This has made Bitcoin popular with criminals who can use the money without revealing their identity. It has also attracted people to countries like China and Venezuela, where authoritarian governments have been known to raid or close traditional bank accounts.
However, the structure of this system did not take into account how difficult it is for people to remember and secure their passwords.
“Even sophisticated investors have been unable to manage private keys at all,” he said Diogo Monica, co-founder of a start-up called Anchorage that helps companies secure cryptocurrencies. Mr Monica founded the company in 2017 after helping a hedge fund regain access to one of their Bitcoin wallets.
Mr Thomas, the programmer, said he was attracted to Bitcoin, partly because it was beyond the control of any country or company. When he lived in Switzerland in 2011, he received 7,002 Bitcoin from an early Bitcoin fanatic as a reward for the animated video “What is Bitcoin?”, Which introduced many people to the technology.
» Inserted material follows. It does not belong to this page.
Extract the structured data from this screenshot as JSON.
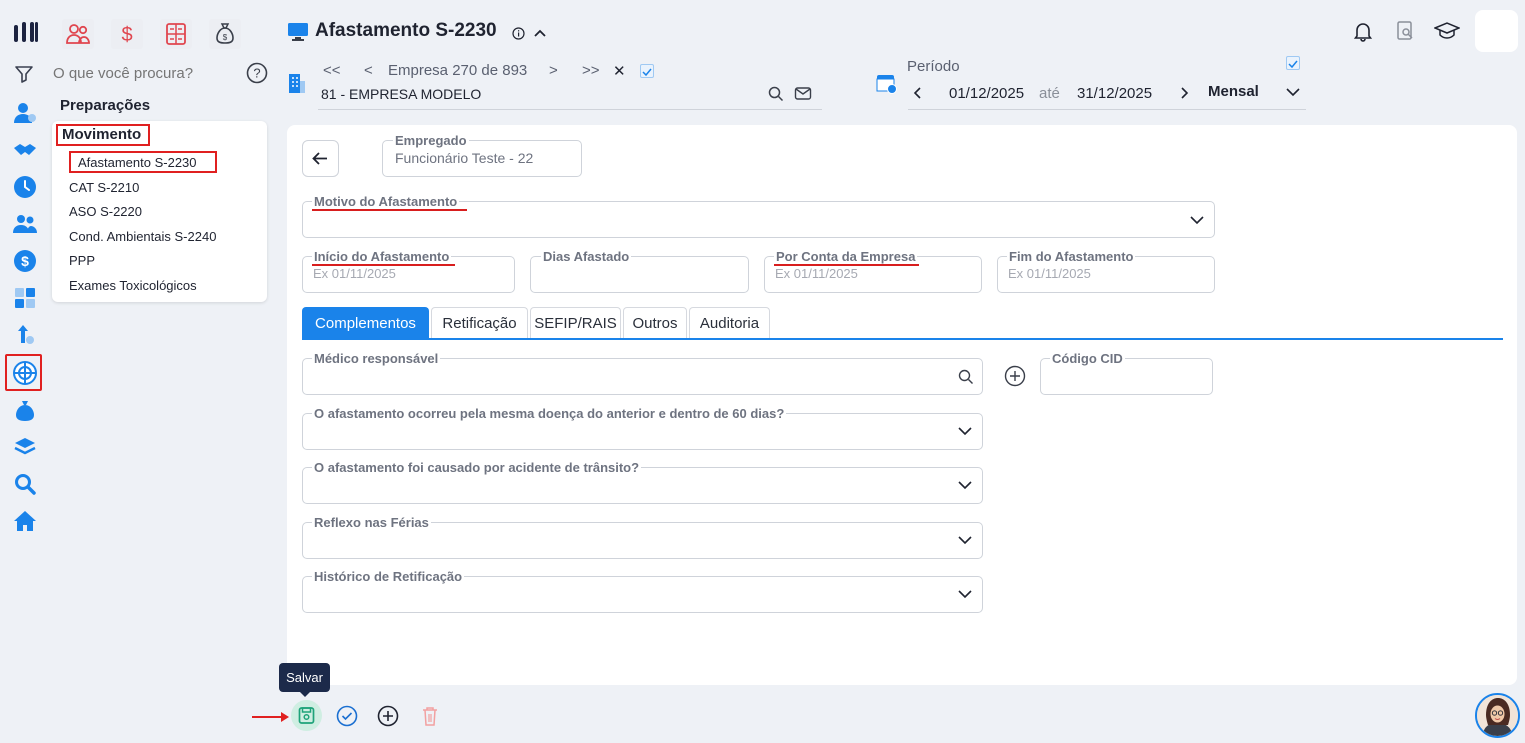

That year he lost the digital keys for the wallet with the Bitcoin. Ever since then, when the value of Bitcoin went up and down and couldn’t get his hands on the money, Mr. Thomas has gotten the idea that people should be their own bank and hold their own money.
“This whole idea of being your own bank – let me put it this way, do you make your own shoes?” he said. “The reason we have banks is because we don’t want to deal with all of the things that banks do.”
Other Bitcoin believers have also recognized the difficulties of being their own bank. Some have outsourced the work of holding Bitcoin to startups and exchanges that secure the private keys for the virtual currency supplies.
However, some of these services also had major problems securing their keys. Many of the largest Bitcoin exchanges over the years – including the once famous Gox exchange – have lost or stolen private keys.
Gabriel Abed, 34, a Barbados entrepreneur, lost around 800 Bitcoin – now valued at around $ 25 million – when a colleague reformatted a laptop in 2011 that contained the private keys for a Bitcoin wallet.
Mr Abed said this did not diminish his enthusiasm. Before Bitcoin, he and his fellow islanders did not have access to affordable digital financial products such as credit cards and bank accounts, which are easily accessible to Americans. It was almost impossible to get a PayPal account in Barbados, he said. The openness of Bitcoin gave him full access to the digital financial world for the first time.
“The risk of being my own bank comes with the reward of being able to access my money freely and being a world citizen – it’s worth it,” Abed said.
For Mr. Abed and Mr. Thomas, losses from mishandling of the private keys were partially offset by the enormous profits they made from the bitcoin they could hold onto. The 800 bitcoin that Mr. Abed lost in 2011 were a small fraction of the tokens he has bought and sold since then. For example, he recently bought 100 hectares of oceanfront property in Barbados for over $ 25 million.
Mr Thomas said he also managed to keep enough bitcoin – and remember the passwords – to give him more wealth than he knows how to do. In 2012, he joined a cryptocurrency startup, Ripple, that wanted to improve Bitcoin. He was rewarded with Ripple’s home currency, XRP, which rose in value.
(Ripple recently ran into legal trouble, partly because the founders had too much control over the creation and distribution of the XRP coins.)
Regarding his lost password and inaccessible Bitcoin, Mr. Thomas has put the IronKey in a secure facility – he won’t say where – in case cryptographers find new ways to crack complex passwords. If he keeps it far away he tries not to think about it, he said.
“I got to a point where I was like, ‘Let it be in the past, just for your own sanity,'” he said.